The speaker goes on to boast and brag about fighting, and about there being no domestic trouble arising out of the late act, and other such nonsense; and then makes what he considers the greatest hit of the whole—stating that the pride of his Confederation is the prevailing "homogenity."—Whatever Mr. DAVIS means by this big word, it is hard to tell. If that the whites in the Gulf States came from the same nation and blood, it is very absurd, for there is no district wherein the descent is more varied. Neither can he mean that there is much "homogenity" between the whites and the about equal numbers of blacks—nor that there is much sameness of interest between the many poor whites and the comparatively small class of slaveholders. If he means anything, it is that cotton is the great, almost the sole product of his new realm. Now, it shows very little knowledge of political economy for his excellency to congratulate himself upon what is a serious evil. A nation is prosperous from the variety of its productions, and from the multifarious adaptability of its resources, not from the fact that but one article is raised for export, not for home use, and that its people know but one art, the cultivation of a particular plant. There is to be a rivalry for the Confederation in the cotton production; there may be great fluctuations in its demand and price, and they may be cut off from any market. What, then, becomes of "homogenity?" There will be a famine and a howling in the new empire. It is not, and never can be, independent. If shut off from the world it would soon be like a scorpion in a ring of fire, and sting itself to death in horrible social convulsions. So much for "homogenity."

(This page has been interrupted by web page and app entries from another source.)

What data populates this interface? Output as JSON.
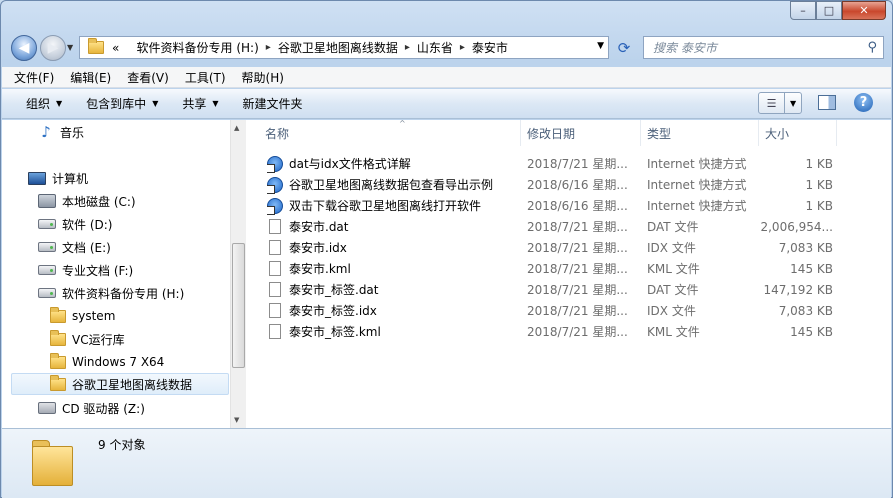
{
  "window": {
    "controls": {
      "minimize": "–",
      "maximize": "□",
      "close": "✕"
    }
  },
  "navigation": {
    "back_icon": "arrow-left",
    "forward_icon": "arrow-right",
    "address": {
      "overflow": "«",
      "crumbs": [
        "软件资料备份专用 (H:)",
        "谷歌卫星地图离线数据",
        "山东省",
        "泰安市"
      ]
    },
    "search_placeholder": "搜索 泰安市"
  },
  "menu": [
    "文件(F)",
    "编辑(E)",
    "查看(V)",
    "工具(T)",
    "帮助(H)"
  ],
  "toolbar": {
    "organize": "组织",
    "include_in_library": "包含到库中",
    "share": "共享",
    "new_folder": "新建文件夹"
  },
  "sidebar": {
    "items": [
      {
        "label": "音乐",
        "icon": "music-icon"
      },
      {
        "label": "计算机",
        "icon": "computer-icon"
      },
      {
        "label": "本地磁盘 (C:)",
        "icon": "system-drive-icon"
      },
      {
        "label": "软件 (D:)",
        "icon": "drive-icon"
      },
      {
        "label": "文档 (E:)",
        "icon": "drive-icon"
      },
      {
        "label": "专业文档 (F:)",
        "icon": "drive-icon"
      },
      {
        "label": "软件资料备份专用 (H:)",
        "icon": "drive-icon"
      },
      {
        "label": "system",
        "icon": "folder-icon"
      },
      {
        "label": "VC运行库",
        "icon": "folder-icon"
      },
      {
        "label": "Windows 7 X64",
        "icon": "folder-icon"
      },
      {
        "label": "谷歌卫星地图离线数据",
        "icon": "folder-icon",
        "selected": true
      },
      {
        "label": "CD 驱动器 (Z:)",
        "icon": "cd-drive-icon"
      }
    ]
  },
  "columns": [
    "名称",
    "修改日期",
    "类型",
    "大小"
  ],
  "files": [
    {
      "name": "dat与idx文件格式详解",
      "date": "2018/7/21 星期...",
      "type": "Internet 快捷方式",
      "size": "1 KB",
      "icon": "shortcut"
    },
    {
      "name": "谷歌卫星地图离线数据包查看导出示例",
      "date": "2018/6/16 星期...",
      "type": "Internet 快捷方式",
      "size": "1 KB",
      "icon": "shortcut"
    },
    {
      "name": "双击下载谷歌卫星地图离线打开软件",
      "date": "2018/6/16 星期...",
      "type": "Internet 快捷方式",
      "size": "1 KB",
      "icon": "shortcut"
    },
    {
      "name": "泰安市.dat",
      "date": "2018/7/21 星期...",
      "type": "DAT 文件",
      "size": "2,006,954...",
      "icon": "file"
    },
    {
      "name": "泰安市.idx",
      "date": "2018/7/21 星期...",
      "type": "IDX 文件",
      "size": "7,083 KB",
      "icon": "file"
    },
    {
      "name": "泰安市.kml",
      "date": "2018/7/21 星期...",
      "type": "KML 文件",
      "size": "145 KB",
      "icon": "file"
    },
    {
      "name": "泰安市_标签.dat",
      "date": "2018/7/21 星期...",
      "type": "DAT 文件",
      "size": "147,192 KB",
      "icon": "file"
    },
    {
      "name": "泰安市_标签.idx",
      "date": "2018/7/21 星期...",
      "type": "IDX 文件",
      "size": "7,083 KB",
      "icon": "file"
    },
    {
      "name": "泰安市_标签.kml",
      "date": "2018/7/21 星期...",
      "type": "KML 文件",
      "size": "145 KB",
      "icon": "file"
    }
  ],
  "status": {
    "count": "9 个对象"
  },
  "colors": {
    "accent": "#2a62b8",
    "selection": "#dfedfa",
    "folder": "#e6b53c"
  }
}
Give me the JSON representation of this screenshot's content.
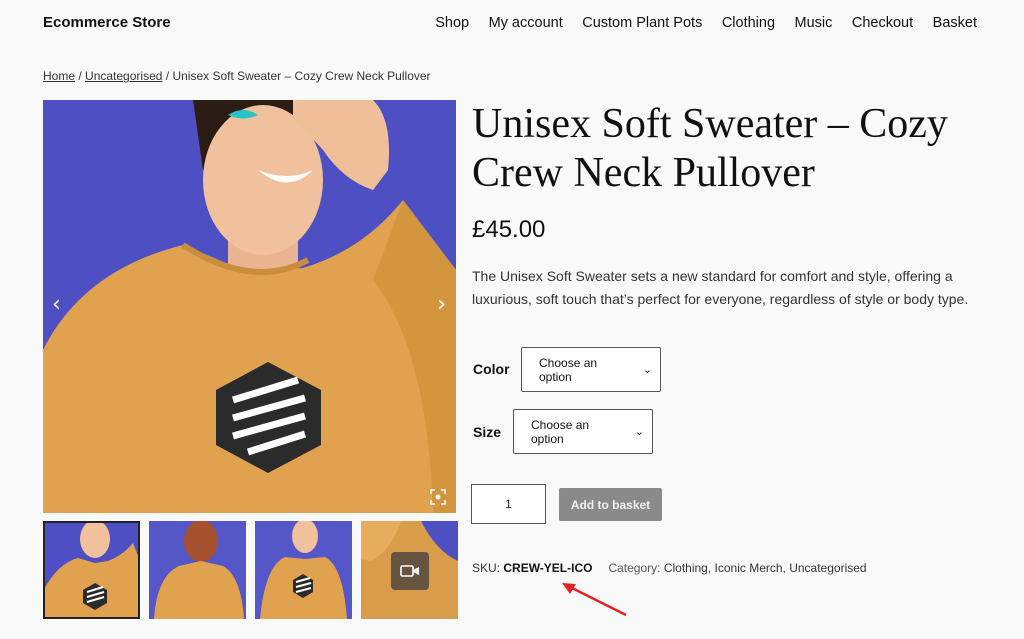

On the whole, the production of the selected Chief of the Confederation has shown no cause for secession, no excuse for anything, no plans or policy, and no common sense. The speech is emphatically Buncombe, except what is puerility, and laughable error, except what is a sad presage of dangerous insanity.